Our project does not deal with the webpages, but focuses on the other resources that the Internet Archive offers - specifically their collection of books (over 7 million as of July 2023). Our contacts wanted to match the books in the Internet Archive to books cited on Wikipedia.

What are the implications of this? Well, if you were researching a topic and came across a book, you could gain access to a FREE copy of this book given a link to the internet achive in the wikipedia citation of your article. Given the vast collection of books in the Internet Archive, this could be a huge asset to the world providing free resources to everyone visiting Wikipedia.

So, what’s the problem?

Well, all wikipedia citations are not created equal. Some are very descriptive and include things like the ISBN number that allow clean book matching, but what about other citations which only have the book title and the book author? Also, there are often misspellings and inconsistent abbreviations for book meta data like the author or publisher. Can we provide a match (with confidence) given these cases?

So in essence the problem is quantifying uncertainty in entity resolution of Internet Archive Books and Wikipeida Citations. Our algorithm will determine:

  1. Whether or not a wikipedia citation book match exists in the Internet Archive database.
  2. Output matches given a high probability threshold.

Analysis Pipeline

In order to link the Internet Archive books to wikipedia links, a few things need to happen…

  1. Need to download and scrape every book citation on Wikipedia and gain access to the database of 7 million books on the Internet Archive (availabe via API).
  2. Combine these two resources in a way that can be trained.
  3. Divide into a training and testing set
  4. Train an algorithm to match books which outputs an accurate match probability
  5. Implement this algorithm as a function which inputs a wikipedia citation and outputs book matches from the Internet Archive database given a high probability threshold.

Problems that came up through the process…

These were several hurdles and problems that came up in our path to a workable solution. Please consult the paper for these details. Generally, the problems included bias in the training data because of duplicate books stored in the Internet Archive, regularization of a feature space of over 200+, handling missing data among key features, and looking for patterns and applying machine learning methods to improve an initial low recall rate.

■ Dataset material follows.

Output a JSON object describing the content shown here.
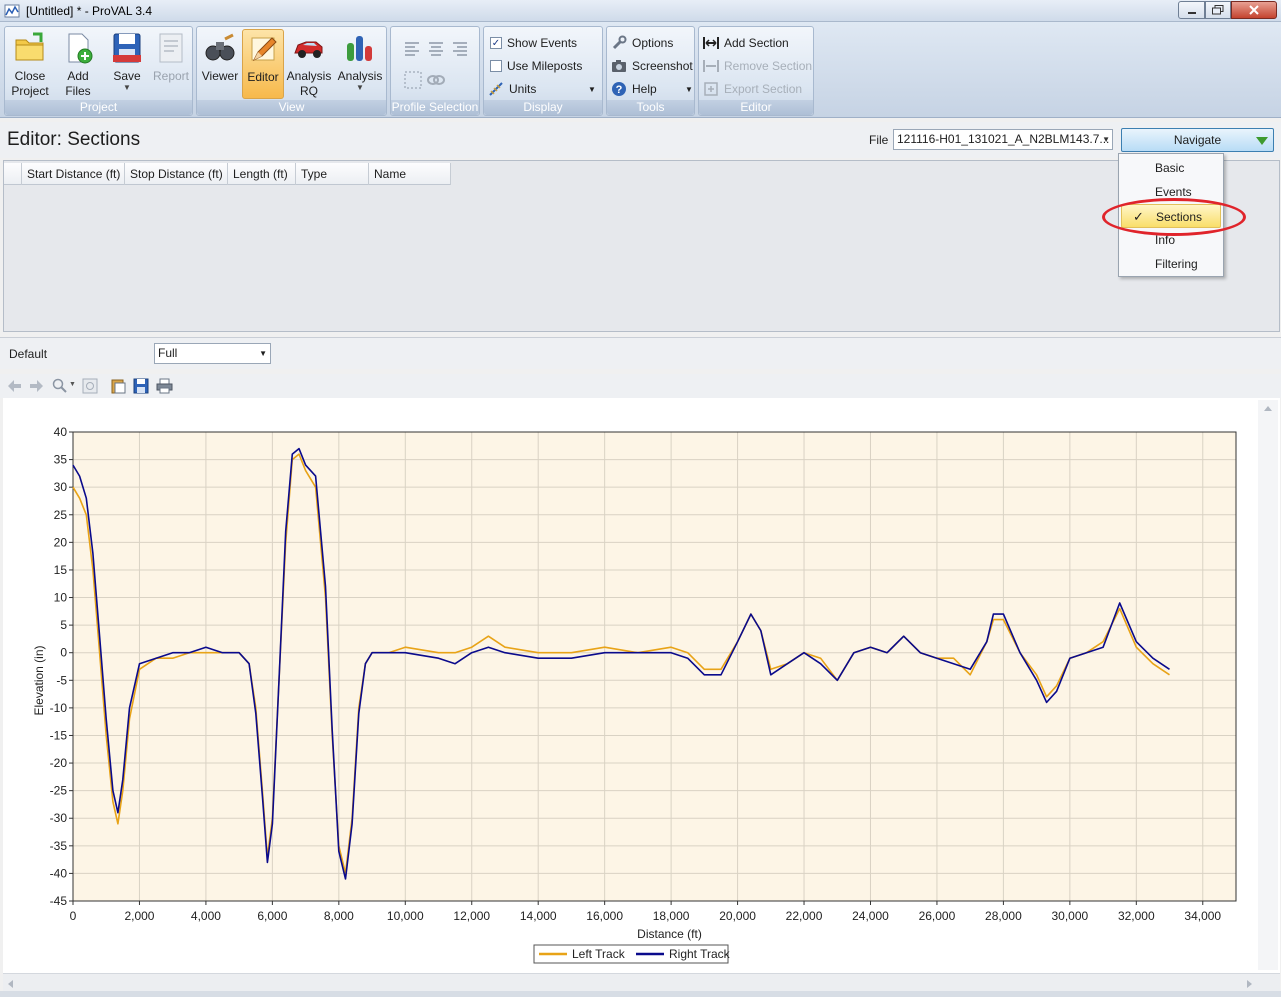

Ending Solution

In the end, we manually created a test set of 800+ observations. We utilitzed the Levenstien distance for text matching and used 3 different methods of matching dependent on EDA of features: full matching, sort matching, and partial matching. We tuned the hyperparameters of the GBT algorithm which naturally accounts for missingness.

We tested several algorithms with 5-fold crossvalidation, but our best model found strong success with a 97.5% test precision rate, a 94% test recall rate, and 99% test accuracy. We fully implemented our solution in python here.


Typically, the training metrics find more success than the test metrics in other data science problems, but in our case there was bias in our training set where many more matches existed in the training set than the data indicated. This was the case because duplicate books existed in the internet archive database with unique links.